Professor Boyden’s Internet Law class and a legal internship, where many of my responsibilities dealt with online trademark protection of my employer’s brand name, opened my eyes to the complicated nature of brand protection on the internet.

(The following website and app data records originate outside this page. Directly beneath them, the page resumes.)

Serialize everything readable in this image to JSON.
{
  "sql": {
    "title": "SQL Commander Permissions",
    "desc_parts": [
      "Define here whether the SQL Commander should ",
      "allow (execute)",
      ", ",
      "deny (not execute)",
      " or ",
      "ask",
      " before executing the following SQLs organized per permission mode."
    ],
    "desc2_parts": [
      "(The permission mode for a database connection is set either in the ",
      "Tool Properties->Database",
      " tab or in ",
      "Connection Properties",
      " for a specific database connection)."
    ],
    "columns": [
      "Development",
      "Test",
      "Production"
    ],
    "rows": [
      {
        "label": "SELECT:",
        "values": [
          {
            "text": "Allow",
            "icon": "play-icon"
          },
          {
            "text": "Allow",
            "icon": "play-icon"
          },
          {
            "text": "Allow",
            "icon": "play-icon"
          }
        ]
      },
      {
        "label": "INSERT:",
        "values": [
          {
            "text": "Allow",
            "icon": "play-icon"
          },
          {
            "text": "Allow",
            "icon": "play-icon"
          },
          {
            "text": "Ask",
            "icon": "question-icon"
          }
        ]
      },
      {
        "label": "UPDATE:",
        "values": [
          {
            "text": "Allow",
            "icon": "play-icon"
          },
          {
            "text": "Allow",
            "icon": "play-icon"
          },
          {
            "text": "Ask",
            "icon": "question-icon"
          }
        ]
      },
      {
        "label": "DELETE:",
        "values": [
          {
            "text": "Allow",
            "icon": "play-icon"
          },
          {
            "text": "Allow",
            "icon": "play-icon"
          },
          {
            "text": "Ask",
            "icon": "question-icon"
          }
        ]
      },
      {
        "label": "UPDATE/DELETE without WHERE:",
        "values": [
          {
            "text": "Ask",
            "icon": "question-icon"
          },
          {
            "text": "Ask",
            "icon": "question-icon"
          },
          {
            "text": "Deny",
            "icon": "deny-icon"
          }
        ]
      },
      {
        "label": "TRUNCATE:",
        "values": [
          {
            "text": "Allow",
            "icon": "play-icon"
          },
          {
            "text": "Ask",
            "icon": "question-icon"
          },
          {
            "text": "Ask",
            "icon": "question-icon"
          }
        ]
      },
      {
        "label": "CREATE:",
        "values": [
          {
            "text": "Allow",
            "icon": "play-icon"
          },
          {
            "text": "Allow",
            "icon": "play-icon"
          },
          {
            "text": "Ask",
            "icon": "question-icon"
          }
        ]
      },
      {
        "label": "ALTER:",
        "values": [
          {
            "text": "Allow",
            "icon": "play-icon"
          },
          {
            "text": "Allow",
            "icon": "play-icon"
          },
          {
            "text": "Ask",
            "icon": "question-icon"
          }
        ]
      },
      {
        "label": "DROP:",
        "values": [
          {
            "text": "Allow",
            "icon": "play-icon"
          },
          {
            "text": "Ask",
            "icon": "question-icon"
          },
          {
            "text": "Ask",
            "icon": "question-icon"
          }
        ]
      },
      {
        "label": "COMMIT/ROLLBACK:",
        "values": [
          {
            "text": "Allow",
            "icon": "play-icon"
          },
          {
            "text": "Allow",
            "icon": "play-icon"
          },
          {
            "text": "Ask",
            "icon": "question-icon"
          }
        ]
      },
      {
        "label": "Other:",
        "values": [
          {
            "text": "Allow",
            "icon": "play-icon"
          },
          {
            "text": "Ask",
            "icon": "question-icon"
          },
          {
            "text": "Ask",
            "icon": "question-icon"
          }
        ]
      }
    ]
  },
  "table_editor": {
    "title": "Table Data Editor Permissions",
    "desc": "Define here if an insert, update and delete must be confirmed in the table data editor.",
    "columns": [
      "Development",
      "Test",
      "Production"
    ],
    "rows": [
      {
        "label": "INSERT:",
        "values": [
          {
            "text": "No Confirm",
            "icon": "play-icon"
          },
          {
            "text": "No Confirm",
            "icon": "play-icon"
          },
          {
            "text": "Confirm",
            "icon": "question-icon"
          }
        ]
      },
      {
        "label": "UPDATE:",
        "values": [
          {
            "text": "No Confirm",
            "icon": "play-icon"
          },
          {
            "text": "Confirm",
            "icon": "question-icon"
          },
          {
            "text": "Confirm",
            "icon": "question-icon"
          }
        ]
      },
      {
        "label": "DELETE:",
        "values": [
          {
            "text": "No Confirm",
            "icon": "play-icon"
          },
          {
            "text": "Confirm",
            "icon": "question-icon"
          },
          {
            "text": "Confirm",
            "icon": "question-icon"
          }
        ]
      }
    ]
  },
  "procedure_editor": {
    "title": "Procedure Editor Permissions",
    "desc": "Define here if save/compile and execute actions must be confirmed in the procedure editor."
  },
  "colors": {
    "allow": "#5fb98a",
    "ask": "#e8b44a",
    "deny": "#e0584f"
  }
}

As the internet, and internet crime, develops, trademark owners must confront the abuse of their marks as domain names in two particular ways. First, cybersquatting is registration of a domain name that contains a trademarked term with the intention of selling the domain name to the owner of the trademark at a bloated price. 15 U.S.C. § 1125(d) (2006). Second, typosquatting is the registration of a domain name that includes an intentionally misspelled famous trademark. Typosquatting creates revenue for the squatter by capitalizing on the recognition of the mark through the placement of advertisements on the page, so that a fraction of a cent is generated by each page view from visitors attempting to reach the mark’s owner’s legitimate page. Shields v. Zuccarini, 254 F.3d 476, 483 (3d Cir. 2001).